New book from Perry Law’s Rex Schultze aims to assist principals in staff evaluation

By Tyler Dahlgren

For building principals, Rex Schultze’s recently published book Who Are You Who Are So Wise in the Science of Teaching is more than just a read. The culmination of a 40-year career in school law is an interactive experience, and a beneficial one at that, complete with reading tasks and self-instruction assignments.

“In the introduction, I preface the book as a conversation between the reader and myself,” said Schultze, who began his professional career as a teacher in Omaha Public Schools before making the transition to Perry Law Firm in 1978. “It’s written as a conversation with the reader.”

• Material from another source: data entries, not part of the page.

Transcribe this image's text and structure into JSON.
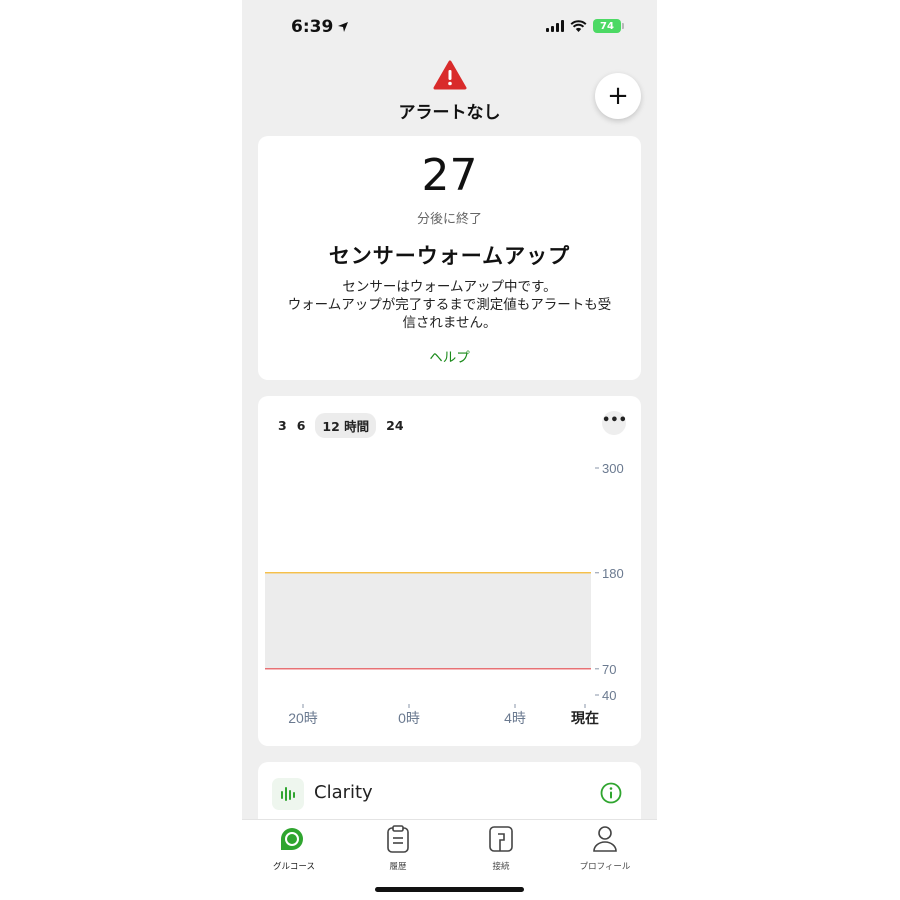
{
  "status_bar": {
    "time": "6:39",
    "battery": "74"
  },
  "header": {
    "alert_title": "アラートなし",
    "add_symbol": "+"
  },
  "warmup": {
    "minutes": "27",
    "minutes_sub": "分後に終了",
    "title": "センサーウォームアップ",
    "desc_line1": "センサーはウォームアップ中です。",
    "desc_line2": "ウォームアップが完了するまで測定値もアラートも受",
    "desc_line3": "信されません。",
    "help": "ヘルプ"
  },
  "chart": {
    "ranges": [
      "3",
      "6",
      "12 時間",
      "24"
    ],
    "active_range": "12 時間",
    "more": "•••"
  },
  "chart_data": {
    "type": "line",
    "y_ticks": [
      300,
      180,
      70,
      40
    ],
    "x_ticks": [
      "20時",
      "0時",
      "4時",
      "現在"
    ],
    "ylim": [
      40,
      300
    ],
    "target_range": [
      70,
      180
    ],
    "high_threshold": 180,
    "low_threshold": 70,
    "series": [],
    "colors": {
      "high": "#f5b731",
      "low": "#e5484d",
      "band": "#ececec"
    }
  },
  "clarity": {
    "label": "Clarity"
  },
  "tabs": [
    {
      "label": "グルコース",
      "icon": "glucose-icon",
      "active": true
    },
    {
      "label": "履歴",
      "icon": "history-icon",
      "active": false
    },
    {
      "label": "接続",
      "icon": "connection-icon",
      "active": false
    },
    {
      "label": "プロフィール",
      "icon": "profile-icon",
      "active": false
    }
  ],
  "colors": {
    "accent": "#2fa52f",
    "alert": "#d92b2b"
  }
}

Through four decades of being immersed in public education, Schultze identified a clear need to assist building principals in the practice of staff evaluation-specifically in the art of writing said evaluations. During a lunch meeting with Dr. Nick Pace, chair of the Department of Educational Administration at UNL, and his Perry Law partners Jim Gessford and Justin Knight, Schultze expressed his observations and shortly afterwards took a step towards addressing them.

“I had the idea of setting up and giving a presentation or teaching a seminar on writing teacher evaluations,” said Schultze, who was encouraged to construct his material in the form of a book by Ken Fossen, a retired school administrator and lawyer with Millard Public Schools. “I had it outlined in PowerPoint, so I just sat down and wrote the book. I started in June of 2019 and had a solid draft of the book done by that October.”

While working towards the final draft, Schultze sought the input of NCSA Executive Director Dr. Mike Dulaney, Associate Executive Director Dr. Dan Ernst and Ambassador/Lobbyist Kyle McGowan, who all provided helpful comments and suggestions. Gessford too incorporated ideas and observations he’d collected over the years, and when Schultze had the work where he wanted it, he floated the book’s description to publishing companies online.

Within one day, seven different publishing companies came knocking. He selected Fulton Books in June and was assigned a project manager. In February, the book became available on Amazon and Barnes and Noble.

“The concept here, the whole reason for the book, is to improve teaching and instruction,” Schultze said. “It’s written by a lawyer to provide principals with the level of expertise they should have when contacting a lawyer about a teacher in trouble. I can say ‘Well, have you done all of these things that I want you to do in the book? And if you did, and that teacher still doesn’t meet the competency requirements, then that teacher should move on and you’ve done your duty.”

One of the primary goals of Who Are You Who Are So Wise in the Science of Teaching, as stated in the book’s overview, is to lay the foundation for teachers to understand the standard of performance expected by the school district as a whole. Schultze, who comes from a long family line of educators, knows that teachers as assets. Like any other asset, they need to be taken care of.

“They need to be improved. They need to be helped. They need to be praised and assisted, just like you would take care of a machine,” he said. “You need to take care of your teachers and encourage them and help them to be better.”

Establishing clear expectations and a foundational standard of performance ultimately benefits all parties, from principals to teachers to (most importantly) students.

“The higher levels of thinking are generally based on Bloom’s Taxonomy, which I talk about in the book,” Schultze said. “There are other sources drawn from too, but the concept is that students can teach themselves by reading a book or having somebody tell them a story, but where students learn is by being able to take information and critically analyze it and go through that hierarchy of analysis, synthesis, evaluation and conclusion.”

Those elements, Schultze explained, have to be present in both lesson planning and administration, and that’s what his book aims to demonstrate for its readers.

“You use the same skills, the same concepts,” he said. “How do I help a teacher? Well, I have to do some analysis. I have to view and see what the teacher’s doing. Then, I have to synthesize that. I need to apply the concepts. So those higher levels of thinking are applicable throughout the book.”

With each chapter, readers will take a step closer to qualification as an expert witness if he/she were to be called upon to participate in the end game of moving an underperforming teacher along.

It’s a step-by-step, applicable journey for principals, and a more-than-worthwhile endeavor.

*Who Are You Who Are So Wise in the Science of Teaching is available for purchase online at and

To learn more, visit


Upcoming Events

Nebraska Rankings